__ABOUT THIS EXERCISE__. Copy out each line of the entries where the word "messagepack" is present.

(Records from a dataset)
====
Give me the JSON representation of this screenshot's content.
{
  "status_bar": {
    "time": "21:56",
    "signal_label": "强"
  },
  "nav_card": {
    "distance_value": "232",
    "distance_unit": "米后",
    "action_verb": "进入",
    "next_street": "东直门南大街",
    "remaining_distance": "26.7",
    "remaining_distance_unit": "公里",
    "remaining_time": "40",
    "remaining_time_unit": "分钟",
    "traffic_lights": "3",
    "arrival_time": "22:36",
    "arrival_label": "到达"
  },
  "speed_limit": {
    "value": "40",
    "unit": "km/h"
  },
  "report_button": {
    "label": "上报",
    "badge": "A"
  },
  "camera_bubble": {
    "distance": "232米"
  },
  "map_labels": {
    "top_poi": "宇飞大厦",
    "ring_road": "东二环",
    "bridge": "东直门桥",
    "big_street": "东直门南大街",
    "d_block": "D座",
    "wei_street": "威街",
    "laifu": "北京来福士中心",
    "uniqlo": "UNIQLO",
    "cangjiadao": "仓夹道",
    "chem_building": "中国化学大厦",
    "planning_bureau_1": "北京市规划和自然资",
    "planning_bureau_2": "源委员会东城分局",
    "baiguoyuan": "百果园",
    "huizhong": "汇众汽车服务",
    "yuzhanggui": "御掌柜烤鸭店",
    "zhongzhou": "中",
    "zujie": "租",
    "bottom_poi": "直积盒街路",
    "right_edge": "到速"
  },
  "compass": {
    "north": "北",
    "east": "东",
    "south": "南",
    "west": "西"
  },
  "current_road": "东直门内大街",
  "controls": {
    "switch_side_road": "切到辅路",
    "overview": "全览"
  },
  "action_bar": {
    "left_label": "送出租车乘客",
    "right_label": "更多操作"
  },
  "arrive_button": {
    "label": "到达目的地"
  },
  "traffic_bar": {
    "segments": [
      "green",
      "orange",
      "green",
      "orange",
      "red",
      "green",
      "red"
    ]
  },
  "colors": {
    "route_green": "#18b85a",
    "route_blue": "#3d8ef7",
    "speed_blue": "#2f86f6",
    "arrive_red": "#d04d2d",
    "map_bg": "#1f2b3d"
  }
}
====
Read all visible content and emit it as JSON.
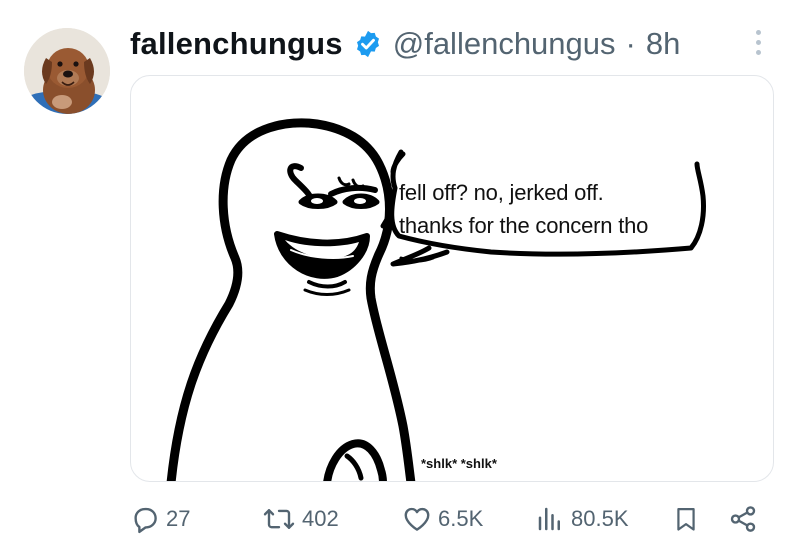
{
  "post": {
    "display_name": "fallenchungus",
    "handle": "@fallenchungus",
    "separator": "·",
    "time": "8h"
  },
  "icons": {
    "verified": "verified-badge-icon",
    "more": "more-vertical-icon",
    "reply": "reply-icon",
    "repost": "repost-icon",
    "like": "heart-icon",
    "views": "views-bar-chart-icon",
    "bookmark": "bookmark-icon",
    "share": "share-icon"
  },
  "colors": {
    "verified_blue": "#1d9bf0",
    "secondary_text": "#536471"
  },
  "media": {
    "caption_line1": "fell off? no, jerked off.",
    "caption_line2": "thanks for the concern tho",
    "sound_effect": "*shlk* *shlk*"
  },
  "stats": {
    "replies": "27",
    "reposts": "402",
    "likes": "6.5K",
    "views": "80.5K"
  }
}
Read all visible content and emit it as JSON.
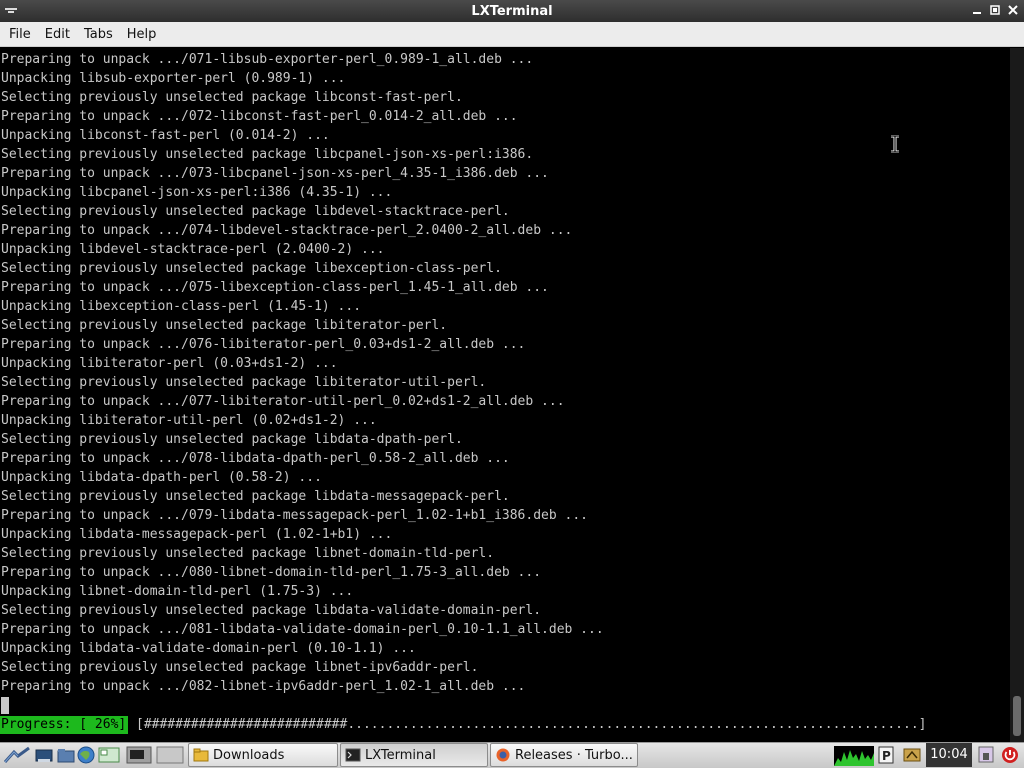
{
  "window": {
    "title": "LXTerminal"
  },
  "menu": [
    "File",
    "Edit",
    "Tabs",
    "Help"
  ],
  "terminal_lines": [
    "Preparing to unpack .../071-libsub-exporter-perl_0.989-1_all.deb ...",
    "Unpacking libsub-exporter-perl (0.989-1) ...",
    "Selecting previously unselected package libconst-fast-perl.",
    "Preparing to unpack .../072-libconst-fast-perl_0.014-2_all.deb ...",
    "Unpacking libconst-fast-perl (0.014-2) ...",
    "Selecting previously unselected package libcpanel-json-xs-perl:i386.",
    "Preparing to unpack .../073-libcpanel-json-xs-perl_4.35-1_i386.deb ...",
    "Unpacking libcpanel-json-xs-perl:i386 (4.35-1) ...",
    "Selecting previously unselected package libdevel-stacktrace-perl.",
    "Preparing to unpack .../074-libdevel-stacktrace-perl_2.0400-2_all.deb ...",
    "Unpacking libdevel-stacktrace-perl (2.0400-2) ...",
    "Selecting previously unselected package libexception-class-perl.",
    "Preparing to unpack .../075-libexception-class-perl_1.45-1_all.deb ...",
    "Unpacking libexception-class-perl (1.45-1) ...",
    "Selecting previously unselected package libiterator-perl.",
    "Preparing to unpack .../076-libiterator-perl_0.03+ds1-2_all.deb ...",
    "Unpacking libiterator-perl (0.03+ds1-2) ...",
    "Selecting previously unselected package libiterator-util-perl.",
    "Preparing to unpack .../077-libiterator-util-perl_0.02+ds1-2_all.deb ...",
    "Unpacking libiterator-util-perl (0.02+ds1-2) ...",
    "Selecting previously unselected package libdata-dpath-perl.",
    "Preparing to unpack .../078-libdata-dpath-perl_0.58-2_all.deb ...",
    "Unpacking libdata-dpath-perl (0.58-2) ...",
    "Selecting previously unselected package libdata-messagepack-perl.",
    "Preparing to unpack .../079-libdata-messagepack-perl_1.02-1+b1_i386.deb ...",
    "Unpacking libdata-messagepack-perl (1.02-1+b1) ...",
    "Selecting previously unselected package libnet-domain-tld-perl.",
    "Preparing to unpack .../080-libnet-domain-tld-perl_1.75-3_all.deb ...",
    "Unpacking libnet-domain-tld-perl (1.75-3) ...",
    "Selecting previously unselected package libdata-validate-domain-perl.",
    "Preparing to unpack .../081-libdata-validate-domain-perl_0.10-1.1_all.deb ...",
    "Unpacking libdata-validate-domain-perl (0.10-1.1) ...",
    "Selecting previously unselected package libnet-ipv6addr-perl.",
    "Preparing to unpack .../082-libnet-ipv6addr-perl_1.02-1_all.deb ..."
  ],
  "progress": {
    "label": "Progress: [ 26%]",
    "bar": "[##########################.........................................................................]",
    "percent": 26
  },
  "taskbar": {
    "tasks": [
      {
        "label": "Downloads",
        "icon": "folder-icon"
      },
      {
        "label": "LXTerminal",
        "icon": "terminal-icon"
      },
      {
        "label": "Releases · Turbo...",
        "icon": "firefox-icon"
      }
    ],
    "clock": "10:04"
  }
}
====
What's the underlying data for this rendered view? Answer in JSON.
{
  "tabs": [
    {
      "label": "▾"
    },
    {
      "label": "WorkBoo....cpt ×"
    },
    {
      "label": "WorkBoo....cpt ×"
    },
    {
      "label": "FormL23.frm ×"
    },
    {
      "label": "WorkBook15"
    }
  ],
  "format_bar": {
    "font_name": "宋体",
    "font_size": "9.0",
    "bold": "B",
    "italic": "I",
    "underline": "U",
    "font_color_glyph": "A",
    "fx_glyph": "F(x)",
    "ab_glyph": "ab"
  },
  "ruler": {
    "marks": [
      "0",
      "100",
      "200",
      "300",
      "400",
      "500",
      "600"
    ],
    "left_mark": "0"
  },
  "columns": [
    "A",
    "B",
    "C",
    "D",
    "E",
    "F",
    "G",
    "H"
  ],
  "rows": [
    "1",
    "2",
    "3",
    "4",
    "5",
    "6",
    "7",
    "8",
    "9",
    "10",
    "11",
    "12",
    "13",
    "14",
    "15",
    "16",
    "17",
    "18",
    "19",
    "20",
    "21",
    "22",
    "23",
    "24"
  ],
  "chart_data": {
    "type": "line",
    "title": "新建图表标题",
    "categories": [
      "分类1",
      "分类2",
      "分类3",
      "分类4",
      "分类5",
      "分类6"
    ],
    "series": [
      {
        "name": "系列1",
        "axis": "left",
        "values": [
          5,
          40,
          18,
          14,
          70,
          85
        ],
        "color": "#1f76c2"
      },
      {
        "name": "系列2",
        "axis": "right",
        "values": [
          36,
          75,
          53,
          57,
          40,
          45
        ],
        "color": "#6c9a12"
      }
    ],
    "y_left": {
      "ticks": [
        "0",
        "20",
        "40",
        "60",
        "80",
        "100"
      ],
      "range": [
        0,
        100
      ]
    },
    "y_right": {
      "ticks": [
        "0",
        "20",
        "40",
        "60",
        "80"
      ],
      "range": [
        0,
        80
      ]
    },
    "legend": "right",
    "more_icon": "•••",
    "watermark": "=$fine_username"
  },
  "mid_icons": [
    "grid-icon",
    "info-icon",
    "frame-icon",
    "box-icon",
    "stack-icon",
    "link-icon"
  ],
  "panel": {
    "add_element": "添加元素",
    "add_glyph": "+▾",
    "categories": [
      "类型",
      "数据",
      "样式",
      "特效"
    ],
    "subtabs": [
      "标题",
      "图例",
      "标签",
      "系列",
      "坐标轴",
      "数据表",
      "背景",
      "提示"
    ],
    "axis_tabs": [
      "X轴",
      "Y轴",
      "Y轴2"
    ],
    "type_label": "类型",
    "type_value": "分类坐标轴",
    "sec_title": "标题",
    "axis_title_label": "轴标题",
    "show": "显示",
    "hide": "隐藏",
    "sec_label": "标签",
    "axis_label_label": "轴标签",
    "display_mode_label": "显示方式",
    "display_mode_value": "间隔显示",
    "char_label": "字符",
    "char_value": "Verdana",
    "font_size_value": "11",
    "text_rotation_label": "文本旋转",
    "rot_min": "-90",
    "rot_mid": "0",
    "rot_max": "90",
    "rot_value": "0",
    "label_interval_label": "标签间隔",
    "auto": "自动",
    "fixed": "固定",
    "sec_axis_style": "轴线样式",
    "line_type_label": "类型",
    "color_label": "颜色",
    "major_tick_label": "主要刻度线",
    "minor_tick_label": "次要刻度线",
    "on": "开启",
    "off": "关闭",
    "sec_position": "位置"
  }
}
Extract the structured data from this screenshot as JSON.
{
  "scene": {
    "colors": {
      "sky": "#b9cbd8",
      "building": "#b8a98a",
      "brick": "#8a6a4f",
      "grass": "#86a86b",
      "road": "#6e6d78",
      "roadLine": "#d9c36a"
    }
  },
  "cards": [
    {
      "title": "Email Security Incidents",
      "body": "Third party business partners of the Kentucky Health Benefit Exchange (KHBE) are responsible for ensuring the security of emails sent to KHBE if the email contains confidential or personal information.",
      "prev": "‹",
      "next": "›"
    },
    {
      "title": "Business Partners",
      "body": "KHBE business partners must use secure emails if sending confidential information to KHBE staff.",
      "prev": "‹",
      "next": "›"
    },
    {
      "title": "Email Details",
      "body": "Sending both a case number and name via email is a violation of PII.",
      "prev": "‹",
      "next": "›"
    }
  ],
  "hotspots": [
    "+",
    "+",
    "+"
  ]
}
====
__FINISHED EXERCISE__.
    "Selecting previously unselected package libdata-messagepack-perl.",
    "Preparing to unpack .../079-libdata-messagepack-perl_1.02-1+b1_i386.deb ...",
    "Unpacking libdata-messagepack-perl (1.02-1+b1) ...",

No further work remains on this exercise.